  • Flynn pleaded guilty to lying to federal agents in 2017 about his conversations with the former Russian ambassador during the Mueller investigation.

What they're saying:

  • Appellate Judge Karen Henderson told Flynn's attorney, “If Judge Sullivan had just kept this motion waiting and languishing, that’s one thing. But he has set a hearing for mid-July. For all we know, by the end of July he will have granted the motion...There’s nothing wrong with him holding a hearing — there’s no authority I know of that says he can’t hold a hearing.”

Go deeper:

Go deeper

DOJ moves to defend Trump in rape accuser E. Jean Carroll's defamation lawsuit

Combination images of E. Jean Carroll and President Trump. Photo: Ilya S. Savenok/Getty Images for Glamour/Tasos Katopodis/Getty Images

The Department of Justice filed a motion notifying a New York State court Tuesday that it intends to replace President Trump's private lawyers to defend him in a defamation lawsuit brought by writer E. Jean Carroll.

Why it matters: It's highly unusual for the DOJ to intervene in such cases. The department said in its notice that it intervened because Trump was "acting within the scope of his office as President of the United States" when he said last year that Carroll was "totally lying" about claims that he raped her in the mid-1990s.

Updated 59 mins ago - Politics & Policy

Here come Earmarks 2.0

DeLauro at a hearing in May 2020. Photo: Alex Wong/Getty Images

The House Appropriations Committee is preparing to restore a limited version of earmarks, which give lawmakers power to direct spending to their districts to pay for special projects.

Why it matters: A series of scandals involving members in both parties prompted a moratorium on earmarks in 2011. But Democrats argue it's worth the risk to bring them back because earmarks would increase their leverage to pass critical legislation with a narrow majority, especially infrastructure and spending bills.

Ben Geman, author of Generate
2 hours ago - Energy & Environment

UN says Paris carbon-cutting plans fall far short

Illustration: Sarah Grillo/Axios

Nations' formal emissions-cutting pledges are collectively way too weak to put the world on track to meet the Paris climate deal's temperature-limiting target, a United Nations tally shows.
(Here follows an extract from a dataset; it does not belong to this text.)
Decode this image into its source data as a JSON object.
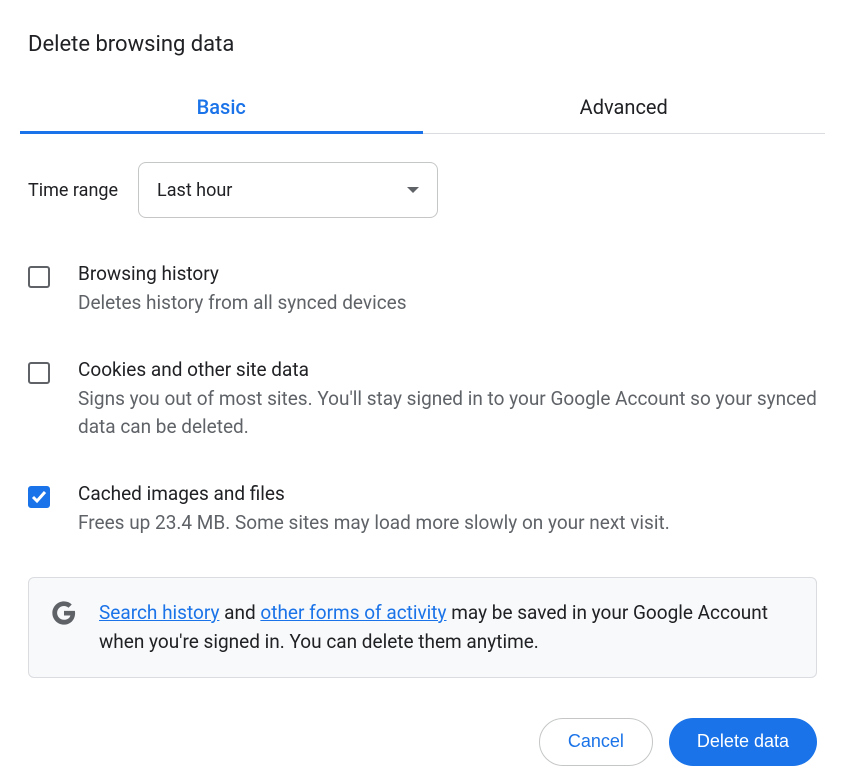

Driving the news: This morning the UN released an analysis of the most recent nationally determined contributions (NDCs) — that is, countries' medium-term emissions targets submitted under the 2015 pact.